Lieutenant General Hun Manet, the Deputy Commander-in-Chief of the Royal Cambodian Armed Forces and the commander of the army’s infantry, is to visit the US from April 8 to 12 to attend the Pacific Area Special Operations Conference in Honolulu, Hawaii.
US embassy spokesperson Emily Zeeberg confirmed on Monday that Hun Manet was to participate in a “brief, technical-level, multilateral conference focused on counter-terrorism”.
He was invited in his capacity as Commander of the National Counter-Terrorism Special Forces (NCTSF) as one of approximately 36 commanders of counter-terrorism units from Indo-Pacific nations.
Zeeberg said the US has worked with the Cambodian military for many years on a wide variety of transnational issues, including counter-terrorism, maritime safety, training troops for peacekeeping operations, combating threats to international maritime security and responding to natural disasters and humanitarian crises.
“The US believes a productive military-to-military relationship can help Cambodia maintain its sovereignty free from coercion, to ensure the country’s peace, prosperity and independence for future generations,” she said.
The invitation letter was from Lieutenant Colonel Matthew Mason, chief of the US Army’s Office of Defence Cooperation, and was published by the Ministry of Information on Monday.
It said the conference’s focus is to “re-energise relationships, make new critical connections and examine the efficiency of individual and collective efforts with the theme Resilience in Sovereignty”.

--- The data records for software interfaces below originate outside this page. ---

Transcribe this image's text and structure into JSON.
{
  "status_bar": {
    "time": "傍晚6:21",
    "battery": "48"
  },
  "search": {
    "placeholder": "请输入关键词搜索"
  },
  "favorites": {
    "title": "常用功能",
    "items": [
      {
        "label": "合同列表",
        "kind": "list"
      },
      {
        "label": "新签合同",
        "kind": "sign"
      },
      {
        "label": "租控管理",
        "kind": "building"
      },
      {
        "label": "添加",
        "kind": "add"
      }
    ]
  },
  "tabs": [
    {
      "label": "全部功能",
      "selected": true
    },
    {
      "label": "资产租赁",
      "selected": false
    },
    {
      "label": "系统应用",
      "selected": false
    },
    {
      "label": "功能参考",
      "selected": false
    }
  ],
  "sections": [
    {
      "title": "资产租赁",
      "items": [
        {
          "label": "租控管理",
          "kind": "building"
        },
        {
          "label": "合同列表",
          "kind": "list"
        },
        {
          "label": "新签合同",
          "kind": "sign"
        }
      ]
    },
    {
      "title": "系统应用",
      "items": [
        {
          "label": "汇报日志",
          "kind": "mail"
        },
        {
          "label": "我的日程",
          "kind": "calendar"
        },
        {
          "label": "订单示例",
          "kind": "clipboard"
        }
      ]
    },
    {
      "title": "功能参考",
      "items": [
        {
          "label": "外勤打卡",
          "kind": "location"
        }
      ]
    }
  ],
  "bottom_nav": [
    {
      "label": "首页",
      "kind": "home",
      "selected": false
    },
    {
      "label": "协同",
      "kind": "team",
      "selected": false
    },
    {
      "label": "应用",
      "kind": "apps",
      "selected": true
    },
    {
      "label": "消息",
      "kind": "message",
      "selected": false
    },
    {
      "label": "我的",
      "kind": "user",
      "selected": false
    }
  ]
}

Ministry of National Defence spokesperson Chhum Socheat confirmed on Monday that Manet had left Cambodia on Sunday night. He said this was his first visit to the US this year, but the second since last year’s national elections.
“We welcome all friends. We are a neutral country. We don’t have any inclination to anyone. If it is convenient, we can participate [in such conferences],” he said.
Southeast Asia expert Carl Thayer of the University of New South Wales said on Monday that the invitation to Manet indicated that despite the marked downturn in Cambodia-US military relations that saw the cancellation of planned exercises in 2017, the US was still committed to developing military relations with Cambodia.
He said this was an important opportunity for Manet to build personal ties with senior US officials as well as relationships with military representatives from across the Indo-Pacific region.
“It is in Cambodia’s interests to engage with the US military where possible in order to avoid near total military dependence on China."
“While not much can be expected in the present circumstances, it would be a lost opportunity for Cambodia if it did not engage in military cooperation with the US where possible, such as in peacekeeping assistance, counter-terrorism, humanitarian assistance and disaster relief, and combating transnational crime, such as cyber warfare,” Thayer said.
However, Zeeberg said the US government was looking forward to enhancing military-to-military cooperation with the Kingdom but only “when the Cambodian government makes substantial progress on strengthening institutions and implementing reforms”.
This, she said, included “dropping all charges against Kem Sokha and allowing civil society and media to operate freely”.
Sokha, who co-founded the Supreme Court-dissolved Cambodia National Rescue Party (CNRP), was arrested in September 2017 and charged with conspiring with a foreign power to oust the government.
His arrest came after a video was spread on social media in which he said he had received US help in his political career. It also led to the dissolution of the CNRP in November that year.
Thayer said the ball was in Cambodia’s court to strengthen military-to-military ties with the US.
But he said the US was heavily constrained by legislation restricting military-to-military cooperation with governments that were perceived to have undermined democracy and violated human rights.
He said the US’ Asia Reassurance Initiative Act of 2018 had expressed serious concerns over the rule of law and civil liberties in the Kingdom and this prohibited any funding that benefited the Cambodian government.